Another form of type 2 hypersensitivity is called antibody-dependent cell-mediated cytotoxicity (ADCC). Here, cells exhibiting the foreign antigen are tagged with antibodies (IgG or IgM). These tagged cells are then recognised by natural killer (NK) cells and macrophages (recognised via IgG bound (via the Fc region) to the effector cell surface receptor, CD16 (FcγRIII)), which in turn kill these tagged cells.

Some examples:

Type 3 - immune complex diseases

Type 3 hypersensitivity occurs when antigens and antibodies are present in roughly equal amounts, causing extensive cross-linking. Large immune complexes that cannot be cleared are deposited in vessel walls and induce an inflammatory response. The reaction can take hours, days, or even weeks to develop.

Some clinical examples:

Type 4 - cell-mediated (delayed-type hypersensitivity, DTH)

See also: Cell mediated immunity

Type 4 hypersensitivity is often called delayed type as the reaction takes two to three days to develop. Unlike the other types of hypersensitivity, it is mediated by T-cells rather than B-cells.

Type 4 reactions can be subdivided by the specific type of T-cell response that occurs when macrophages present antigen in a complex with either type 1 or 2 major histocompatibility complex.[4]

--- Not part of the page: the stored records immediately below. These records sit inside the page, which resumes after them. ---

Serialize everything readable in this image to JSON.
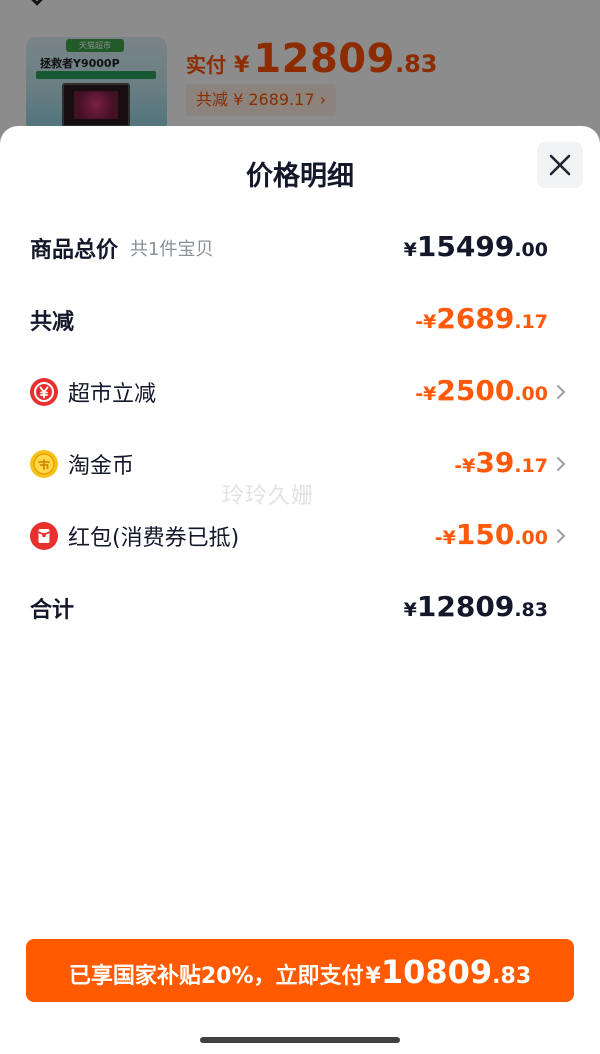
{
  "background": {
    "header": "",
    "thumbnail": {
      "badge": "天猫超市",
      "model": "拯救者Y9000P"
    },
    "price_label": "实付",
    "price_currency": "¥",
    "price_int": "12809",
    "price_dec": ".83",
    "discount_text": "共减 ¥ 2689.17 ›"
  },
  "sheet": {
    "title": "价格明细",
    "close_icon": "close-icon",
    "rows": [
      {
        "label": "商品总价",
        "sub": "共1件宝贝",
        "currency": "¥",
        "int": "15499",
        "dec": ".00",
        "color": "dark",
        "bold": true
      },
      {
        "label": "共减",
        "currency": "-¥",
        "int": "2689",
        "dec": ".17",
        "color": "orange",
        "bold": true
      },
      {
        "label": "超市立减",
        "icon": "supermarket-discount-icon",
        "currency": "-¥",
        "int": "2500",
        "dec": ".00",
        "color": "orange",
        "arrow": true
      },
      {
        "label": "淘金币",
        "icon": "gold-coin-icon",
        "currency": "-¥",
        "int": "39",
        "dec": ".17",
        "color": "orange",
        "arrow": true
      },
      {
        "label": "红包(消费券已抵)",
        "icon": "red-envelope-icon",
        "currency": "-¥",
        "int": "150",
        "dec": ".00",
        "color": "orange",
        "arrow": true
      },
      {
        "label": "合计",
        "currency": "¥",
        "int": "12809",
        "dec": ".83",
        "color": "dark",
        "bold": true
      }
    ],
    "watermark": "玲玲久姗"
  },
  "pay_button": {
    "text": "已享国家补贴20%，立即支付",
    "currency": "¥",
    "int": "10809",
    "dec": ".83"
  },
  "colors": {
    "accent": "#ff5a00",
    "price_orange": "#ff5a0a",
    "text_dark": "#14182a",
    "sub_gray": "#8a8f9a"
  }
}
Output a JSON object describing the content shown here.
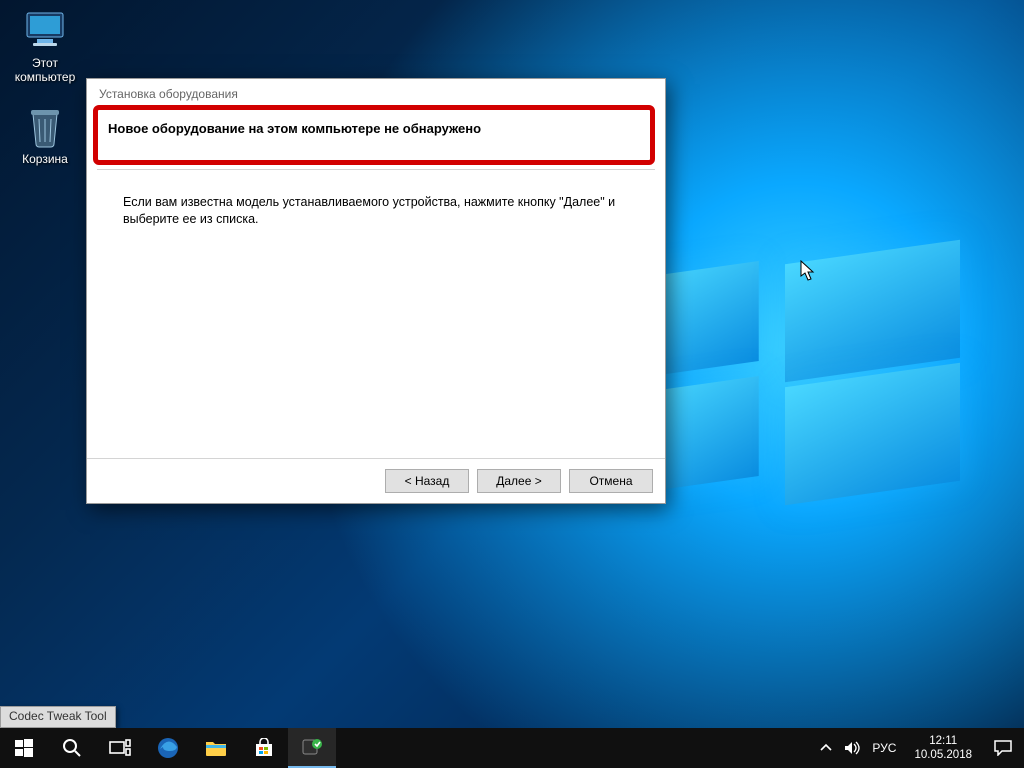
{
  "desktop": {
    "icons": {
      "this_pc": {
        "label": "Этот\nкомпьютер"
      },
      "recycle_bin": {
        "label": "Корзина"
      }
    },
    "tooltip": "Codec Tweak Tool"
  },
  "wizard": {
    "title": "Установка оборудования",
    "heading": "Новое оборудование на этом компьютере не обнаружено",
    "body": "Если вам известна модель устанавливаемого устройства, нажмите кнопку \"Далее\" и выберите ее из списка.",
    "buttons": {
      "back": "< Назад",
      "next": "Далее >",
      "cancel": "Отмена"
    }
  },
  "taskbar": {
    "icons": {
      "start": "start-icon",
      "search": "search-icon",
      "taskview": "task-view-icon",
      "edge": "edge-icon",
      "explorer": "file-explorer-icon",
      "store": "store-icon",
      "app": "hardware-wizard-icon"
    },
    "tray": {
      "up": "chevron-up-icon",
      "volume": "volume-icon",
      "lang": "РУС",
      "time": "12:11",
      "date": "10.05.2018",
      "notifications": "action-center-icon"
    }
  },
  "colors": {
    "accent": "#0078d7",
    "highlight": "#d20000"
  }
}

  • Type 4a: T-helper (CD4+) Type 1 (TH1) T cells secrete interferon-gamma which activates macrophages to produce complement-fixing antibody isotypes. Rashes that are mediated by this type may be eczematous.
  • Type 4b: T-helper (CD4+) Type 2 (TH2) T cells secrete the cytokines interleukin-4 and interleukin-5, which promote B-cell production of IgE and IgG4, macrophage deactivation, and mast-cell and eosinophil responses. Rashes that are mediated by this type may include bullae.
  • Type 4c: Cytolytic T-cells (CD8+) (CTLs or TC cells) T cells secrete the cytokines performin and granzyme B. Rashes that are mediated by this type may include bullae and/or pustules.
  • Type 4d: T-cells produce interleukin-8 which activates neutrophils. Rashes that are mediated by this type may include pustules.

Some clinical examples:

Type 5 - stimulatory

This is an additional type that is sometimes (often in Britain) used as a distinction from Type 2.[5]

Instead of binding to cell surface components, the antibodies recognize and bind to the cell surface receptors, which either prevents the intended ligand binding with the receptor or mimics the effects of the ligand, thus impairing cell signalling.

Some clinical examples:


  1. National Library of Medicine. Hypersensitivity. Retrieved on 2007-12-31.
  2. Gell PGH, Coombs RRA, eds. Clinical Aspects of Immunology. 1st ed. Oxford, England: Blackwell; 1963.
  3. Anonymous. Hypersensitivity, immediate. National Library of Medicine. Retrieved on 2008-01-16.
  4. Pichler WJ (2003). "Delayed drug hypersensitivity reactions". Ann. Intern. Med. 139 (8): 683–93. PMID 14568857. [e]
  5. Rajan TV (2003). "The Gell-Coombs classification of hypersensitivity reactions: a re-interpretation". Trends Immunol. 24 (7): 376–9. PMID 12860528. [e]